SEMINOLE – Those in charge of the evacuation were pleased with the way emergency plans were followed, and meetings were being held this week to review ways to make it even better.
Alison Shanabrook, the public information officer for the fire department, said the evacuations leading up to Hurricane Charley ended up being the best trial run the city could have had.
And everything went about as well as it could have.
The first thing the fire department did was evacuate those on the Special Needs Evacuation List. Anyone who needs special help evacuating, especially the elderly and those with medical needs, and who are not on the list already should call their local fire department.
Those on this list are evacuated first, with the help of county school buses.
“We had more people evacuating than ever before,” she said. “The beaches and the mobile homes are the most vulnerable.”
Emergency personnel visited the mobile home parks to encourage residents to evacuate. There are 39 mobile home parks under the care of the Seminole Fire Department, Shanabrook said - not including Parsley’s, which is located on the beach.
Most did heed the warning and did evacuate, she said.
Those whom the fire department evacuated were brought to local shelters at Bardmoor Elementary, Bauder Elementary and Pinellas Park Middle schools. Shanabrook repeated the advice of officials countywide in encouraging residents in evacuation zones and mobile home parks to find a host home at a friend’s or relative’s house in which to ride out the storm.
Shelters, she said, should be a last resort, basically because there are no beds. Water and food is provided, she said, and the shelters are definitely preferable to staying behind in danger’s way.
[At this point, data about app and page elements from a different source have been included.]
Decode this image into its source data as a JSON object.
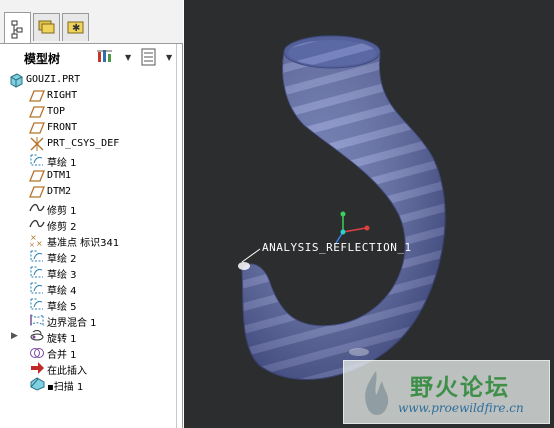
{
  "model_tree": {
    "title": "模型树",
    "items": [
      {
        "label": "GOUZI.PRT",
        "icon": "part-icon",
        "mono": true
      },
      {
        "label": "RIGHT",
        "icon": "datum-plane-icon",
        "mono": true
      },
      {
        "label": "TOP",
        "icon": "datum-plane-icon",
        "mono": true
      },
      {
        "label": "FRONT",
        "icon": "datum-plane-icon",
        "mono": true
      },
      {
        "label": "PRT_CSYS_DEF",
        "icon": "coordinate-system-icon",
        "mono": true
      },
      {
        "label": "草绘 1",
        "icon": "sketch-icon",
        "mono": false
      },
      {
        "label": "DTM1",
        "icon": "datum-plane-icon",
        "mono": true
      },
      {
        "label": "DTM2",
        "icon": "datum-plane-icon",
        "mono": true
      },
      {
        "label": "修剪 1",
        "icon": "trim-curve-icon",
        "mono": false
      },
      {
        "label": "修剪 2",
        "icon": "trim-curve-icon",
        "mono": false
      },
      {
        "label": "基准点 标识341",
        "icon": "datum-point-icon",
        "mono": false
      },
      {
        "label": "草绘 2",
        "icon": "sketch-icon",
        "mono": false
      },
      {
        "label": "草绘 3",
        "icon": "sketch-icon",
        "mono": false
      },
      {
        "label": "草绘 4",
        "icon": "sketch-icon",
        "mono": false
      },
      {
        "label": "草绘 5",
        "icon": "sketch-icon",
        "mono": false
      },
      {
        "label": "边界混合 1",
        "icon": "boundary-blend-icon",
        "mono": false
      },
      {
        "label": "旋转 1",
        "icon": "revolve-icon",
        "mono": false,
        "expandable": true
      },
      {
        "label": "合并 1",
        "icon": "merge-icon",
        "mono": false
      },
      {
        "label": "在此插入",
        "icon": "insert-here-arrow-icon",
        "mono": false
      },
      {
        "label": "▪扫描 1",
        "icon": "sweep-icon",
        "mono": false
      }
    ]
  },
  "viewport": {
    "annotation": "ANALYSIS_REFLECTION_1"
  },
  "watermark": {
    "text": "野火论坛",
    "url": "www.proewildfire.cn"
  },
  "colors": {
    "viewport_bg": "#2b2d2e",
    "model_base": "#5c6aa6",
    "model_stripe": "#7f8cc6",
    "datum_plane": "#b5732a",
    "sketch": "#2a7fb5",
    "watermark_green": "#3f8f4a"
  }
}
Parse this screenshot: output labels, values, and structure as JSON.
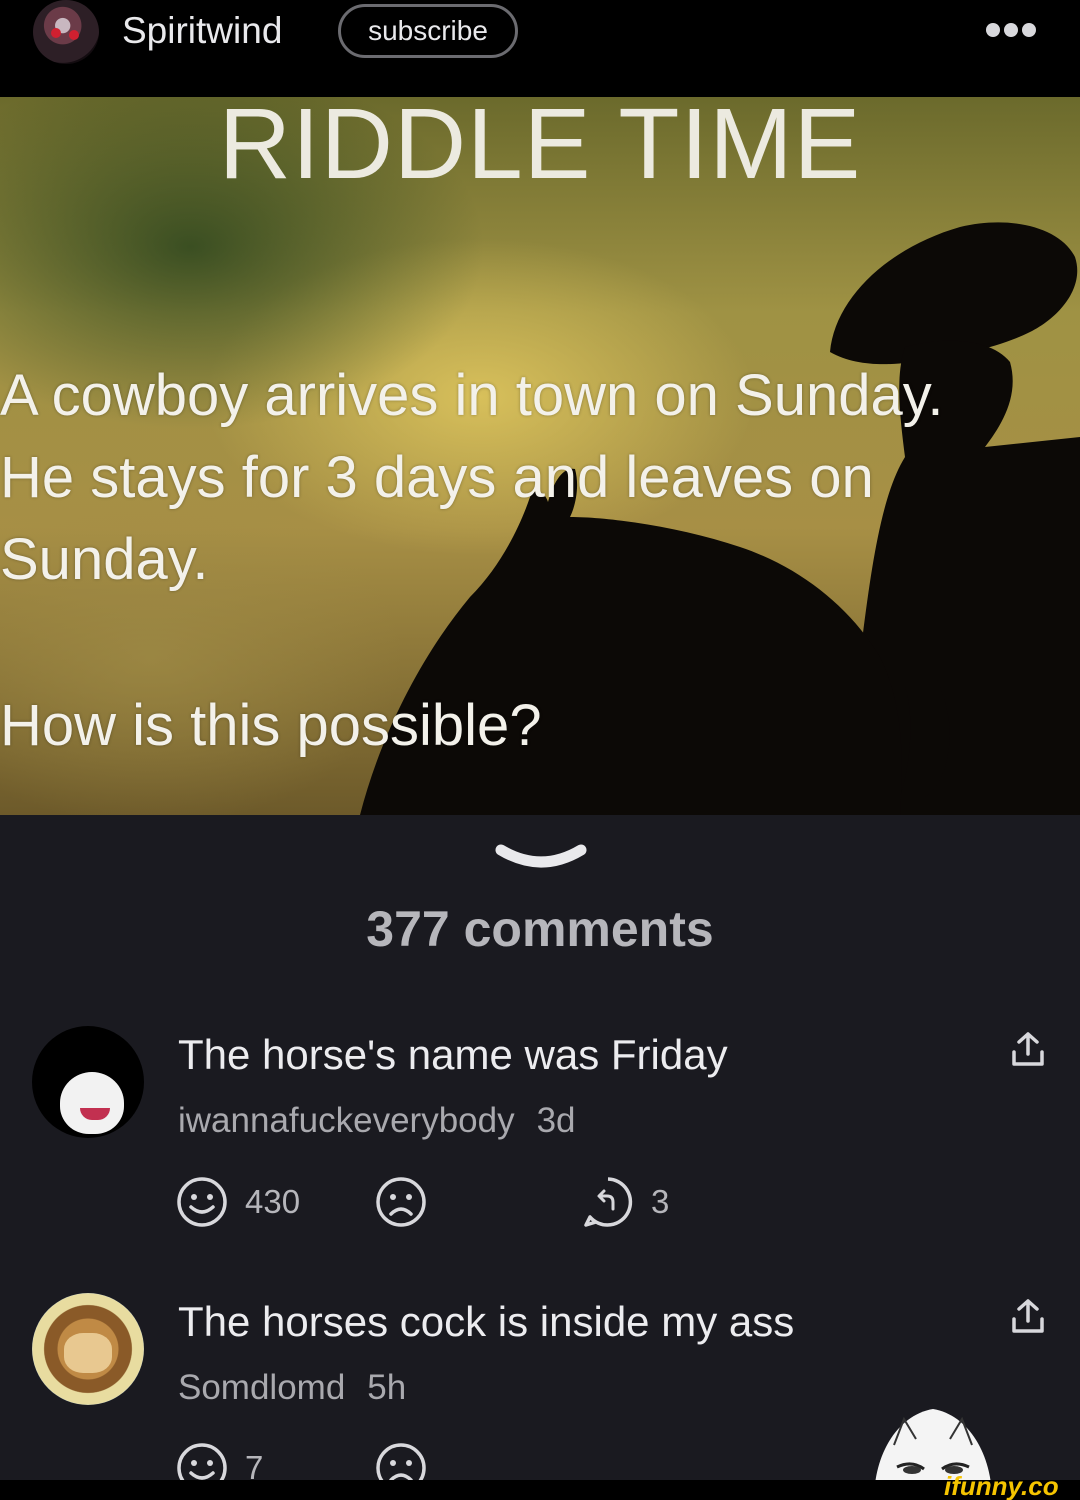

Another reason residents are discouraged from using shelters and that if everyone used them, there wouldn’t be enough space.
Though relieved after the close call of a hurricane’s hit, Shanabrook said the “double edged sword” is that residents might become apathetic, and not take the next storm seriously. However, the photos from areas – some of them less than two hours away – should help fight that, she said.
Shanabrook reminded residents that when an evacuation order is given, they should listen. “It’s strictly flooding” that’s the issue in non-evacuation zones in Seminole, she said. “People used to die by the hundreds in evacuation zones. But people in non-evacuation zones are better off in their homes.”
Seminole, whose neighborhoods become host to many of those evacuating from nearby beaches, was very prepared, she said, with the more than 80 fire department personnel on active duty. The city’s emergency operation center is at City Hall, where city officials are in constant communication with the county and other agencies to coordinate efforts.
“I’m really proud of all the people who evacuated, people did a really good job of responding,” she said. There wasn’t even a huge crush at the stores.
“A lot has changed since Hurricane Andrew,” she said, saying the eye-opening scenes from that storm has helped residents here prepare better.